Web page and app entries
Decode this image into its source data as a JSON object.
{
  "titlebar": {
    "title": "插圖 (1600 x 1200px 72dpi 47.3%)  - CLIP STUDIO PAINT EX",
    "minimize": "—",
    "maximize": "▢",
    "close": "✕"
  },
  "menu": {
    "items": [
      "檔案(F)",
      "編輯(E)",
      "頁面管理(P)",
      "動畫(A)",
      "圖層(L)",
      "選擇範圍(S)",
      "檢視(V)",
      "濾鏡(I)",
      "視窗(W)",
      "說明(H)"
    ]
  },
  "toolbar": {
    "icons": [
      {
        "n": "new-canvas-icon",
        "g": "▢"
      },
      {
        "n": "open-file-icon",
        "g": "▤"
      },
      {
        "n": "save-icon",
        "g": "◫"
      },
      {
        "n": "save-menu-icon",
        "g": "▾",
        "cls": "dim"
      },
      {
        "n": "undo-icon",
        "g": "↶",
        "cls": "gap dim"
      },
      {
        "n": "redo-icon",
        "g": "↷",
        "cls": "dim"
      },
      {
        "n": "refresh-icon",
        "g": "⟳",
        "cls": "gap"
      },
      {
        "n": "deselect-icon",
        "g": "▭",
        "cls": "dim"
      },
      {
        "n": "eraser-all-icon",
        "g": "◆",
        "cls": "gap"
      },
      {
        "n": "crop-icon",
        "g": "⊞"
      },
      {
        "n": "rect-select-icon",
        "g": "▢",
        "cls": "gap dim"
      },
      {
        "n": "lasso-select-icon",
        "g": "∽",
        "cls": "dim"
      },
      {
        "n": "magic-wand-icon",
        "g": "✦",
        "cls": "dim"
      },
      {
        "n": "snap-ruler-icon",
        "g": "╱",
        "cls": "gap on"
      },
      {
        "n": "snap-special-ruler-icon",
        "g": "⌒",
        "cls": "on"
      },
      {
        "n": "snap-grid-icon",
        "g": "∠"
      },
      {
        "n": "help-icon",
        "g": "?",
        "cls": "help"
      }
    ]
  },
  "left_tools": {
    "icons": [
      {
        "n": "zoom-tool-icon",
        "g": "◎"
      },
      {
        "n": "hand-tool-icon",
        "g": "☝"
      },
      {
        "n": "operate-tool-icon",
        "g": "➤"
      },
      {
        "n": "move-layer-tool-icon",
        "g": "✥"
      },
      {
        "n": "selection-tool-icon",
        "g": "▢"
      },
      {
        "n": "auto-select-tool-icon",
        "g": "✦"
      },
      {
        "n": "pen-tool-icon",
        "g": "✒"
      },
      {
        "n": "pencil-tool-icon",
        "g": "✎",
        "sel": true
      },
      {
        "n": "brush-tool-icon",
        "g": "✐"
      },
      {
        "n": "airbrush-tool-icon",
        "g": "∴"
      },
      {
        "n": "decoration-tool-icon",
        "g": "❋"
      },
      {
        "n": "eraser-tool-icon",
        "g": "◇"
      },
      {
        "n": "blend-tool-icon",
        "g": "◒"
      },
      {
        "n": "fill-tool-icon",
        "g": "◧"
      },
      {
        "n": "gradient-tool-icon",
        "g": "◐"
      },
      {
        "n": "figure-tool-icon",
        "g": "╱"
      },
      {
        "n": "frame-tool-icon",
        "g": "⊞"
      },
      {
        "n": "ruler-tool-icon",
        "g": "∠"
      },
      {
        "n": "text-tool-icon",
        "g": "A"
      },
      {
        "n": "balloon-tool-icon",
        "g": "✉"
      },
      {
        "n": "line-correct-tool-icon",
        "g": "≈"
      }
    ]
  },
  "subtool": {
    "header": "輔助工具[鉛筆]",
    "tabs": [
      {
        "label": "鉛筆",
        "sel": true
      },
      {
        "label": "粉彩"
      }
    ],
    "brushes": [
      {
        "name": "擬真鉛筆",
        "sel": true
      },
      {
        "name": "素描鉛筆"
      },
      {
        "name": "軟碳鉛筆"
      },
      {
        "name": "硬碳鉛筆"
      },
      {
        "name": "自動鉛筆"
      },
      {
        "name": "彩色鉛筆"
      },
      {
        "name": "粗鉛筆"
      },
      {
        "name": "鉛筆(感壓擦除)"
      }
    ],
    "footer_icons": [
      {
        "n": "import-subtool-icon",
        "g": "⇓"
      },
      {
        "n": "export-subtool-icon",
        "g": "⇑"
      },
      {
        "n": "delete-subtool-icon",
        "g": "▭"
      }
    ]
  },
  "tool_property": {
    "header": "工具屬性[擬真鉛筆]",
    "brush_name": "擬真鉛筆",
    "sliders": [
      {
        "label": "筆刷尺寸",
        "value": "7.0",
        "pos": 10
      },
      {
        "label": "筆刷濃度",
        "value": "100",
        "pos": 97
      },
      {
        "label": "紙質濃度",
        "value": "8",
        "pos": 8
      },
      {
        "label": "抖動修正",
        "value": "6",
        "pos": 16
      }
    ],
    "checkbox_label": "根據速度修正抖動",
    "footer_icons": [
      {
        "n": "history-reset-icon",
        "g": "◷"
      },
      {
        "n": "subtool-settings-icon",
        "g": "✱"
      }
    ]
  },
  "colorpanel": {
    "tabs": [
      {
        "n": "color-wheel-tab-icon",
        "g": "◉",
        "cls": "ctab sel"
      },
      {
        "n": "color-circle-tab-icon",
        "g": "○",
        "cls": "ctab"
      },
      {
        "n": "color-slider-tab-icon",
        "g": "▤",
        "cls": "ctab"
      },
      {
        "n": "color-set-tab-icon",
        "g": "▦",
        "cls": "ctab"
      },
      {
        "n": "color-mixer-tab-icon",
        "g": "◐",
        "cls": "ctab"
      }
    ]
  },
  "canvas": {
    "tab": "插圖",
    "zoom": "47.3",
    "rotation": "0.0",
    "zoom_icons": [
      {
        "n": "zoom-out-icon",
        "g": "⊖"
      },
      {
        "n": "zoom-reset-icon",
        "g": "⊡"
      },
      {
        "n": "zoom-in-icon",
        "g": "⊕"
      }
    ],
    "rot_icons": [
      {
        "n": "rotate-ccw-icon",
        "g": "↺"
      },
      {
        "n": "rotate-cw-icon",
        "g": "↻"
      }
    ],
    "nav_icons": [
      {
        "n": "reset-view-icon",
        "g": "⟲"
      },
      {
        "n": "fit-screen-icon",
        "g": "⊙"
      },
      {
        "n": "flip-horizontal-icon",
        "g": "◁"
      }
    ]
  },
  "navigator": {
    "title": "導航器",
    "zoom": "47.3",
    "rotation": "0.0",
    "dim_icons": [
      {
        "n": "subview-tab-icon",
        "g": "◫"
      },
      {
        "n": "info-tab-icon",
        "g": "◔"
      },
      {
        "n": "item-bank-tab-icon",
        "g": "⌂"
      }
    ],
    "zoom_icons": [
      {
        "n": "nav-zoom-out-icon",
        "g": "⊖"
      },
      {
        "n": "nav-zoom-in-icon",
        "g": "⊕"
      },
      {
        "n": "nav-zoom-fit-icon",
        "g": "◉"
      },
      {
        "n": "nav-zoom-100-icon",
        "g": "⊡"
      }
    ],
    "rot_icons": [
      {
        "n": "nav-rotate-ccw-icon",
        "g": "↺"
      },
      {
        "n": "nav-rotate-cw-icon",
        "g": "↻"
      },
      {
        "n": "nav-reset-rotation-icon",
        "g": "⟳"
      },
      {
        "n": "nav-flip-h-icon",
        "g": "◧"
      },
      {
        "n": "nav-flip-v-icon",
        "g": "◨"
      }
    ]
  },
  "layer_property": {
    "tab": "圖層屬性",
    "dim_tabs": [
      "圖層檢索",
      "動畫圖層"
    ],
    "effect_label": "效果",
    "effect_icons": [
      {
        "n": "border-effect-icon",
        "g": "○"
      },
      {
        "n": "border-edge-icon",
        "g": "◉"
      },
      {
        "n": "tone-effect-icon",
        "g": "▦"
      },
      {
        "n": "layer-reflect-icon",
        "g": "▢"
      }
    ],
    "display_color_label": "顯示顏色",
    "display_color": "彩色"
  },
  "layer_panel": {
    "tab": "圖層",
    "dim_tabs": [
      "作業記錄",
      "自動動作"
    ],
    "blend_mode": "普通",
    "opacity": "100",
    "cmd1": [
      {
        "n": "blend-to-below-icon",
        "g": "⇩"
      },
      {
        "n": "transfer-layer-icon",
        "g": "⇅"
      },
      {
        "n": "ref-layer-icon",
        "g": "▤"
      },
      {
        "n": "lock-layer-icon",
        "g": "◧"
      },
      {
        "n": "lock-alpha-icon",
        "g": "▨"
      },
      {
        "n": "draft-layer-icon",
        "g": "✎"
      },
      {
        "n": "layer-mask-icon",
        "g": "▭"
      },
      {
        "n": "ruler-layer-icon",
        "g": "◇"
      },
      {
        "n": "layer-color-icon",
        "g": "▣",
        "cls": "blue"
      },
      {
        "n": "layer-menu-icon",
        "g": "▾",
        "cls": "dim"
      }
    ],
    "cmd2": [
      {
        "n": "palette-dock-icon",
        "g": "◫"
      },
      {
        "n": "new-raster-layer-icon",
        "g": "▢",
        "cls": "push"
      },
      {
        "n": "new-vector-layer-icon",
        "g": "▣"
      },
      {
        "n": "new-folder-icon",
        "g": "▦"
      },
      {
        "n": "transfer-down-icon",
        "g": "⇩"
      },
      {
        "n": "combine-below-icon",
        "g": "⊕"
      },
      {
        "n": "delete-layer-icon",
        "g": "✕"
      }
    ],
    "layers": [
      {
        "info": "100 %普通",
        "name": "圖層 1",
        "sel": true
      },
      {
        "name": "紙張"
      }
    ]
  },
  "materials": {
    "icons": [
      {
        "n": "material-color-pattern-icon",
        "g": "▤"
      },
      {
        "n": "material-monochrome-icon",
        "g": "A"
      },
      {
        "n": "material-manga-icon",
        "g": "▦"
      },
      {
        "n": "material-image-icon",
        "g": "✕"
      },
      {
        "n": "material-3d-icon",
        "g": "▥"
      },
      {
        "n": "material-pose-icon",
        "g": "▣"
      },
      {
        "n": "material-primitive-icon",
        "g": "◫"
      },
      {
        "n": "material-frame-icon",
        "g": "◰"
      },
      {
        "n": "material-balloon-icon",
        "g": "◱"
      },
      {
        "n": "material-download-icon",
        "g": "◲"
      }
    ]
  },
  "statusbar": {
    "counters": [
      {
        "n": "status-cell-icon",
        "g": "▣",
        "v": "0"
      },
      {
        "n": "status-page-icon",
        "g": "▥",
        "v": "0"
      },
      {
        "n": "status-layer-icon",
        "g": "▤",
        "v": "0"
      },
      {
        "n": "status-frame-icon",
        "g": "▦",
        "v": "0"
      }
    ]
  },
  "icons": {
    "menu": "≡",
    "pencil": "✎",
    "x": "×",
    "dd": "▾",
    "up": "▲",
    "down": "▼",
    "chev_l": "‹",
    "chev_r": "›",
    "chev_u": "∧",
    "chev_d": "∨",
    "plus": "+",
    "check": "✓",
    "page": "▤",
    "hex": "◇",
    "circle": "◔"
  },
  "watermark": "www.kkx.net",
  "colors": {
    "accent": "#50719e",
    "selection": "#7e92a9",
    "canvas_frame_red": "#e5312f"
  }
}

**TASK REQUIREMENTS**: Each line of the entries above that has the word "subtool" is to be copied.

**RESPONSE TO THIS EXERCISE**:
  "subtool": {
        "n": "import-subtool-icon",
        "n": "export-subtool-icon",
        "n": "delete-subtool-icon",
        "n": "subtool-settings-icon",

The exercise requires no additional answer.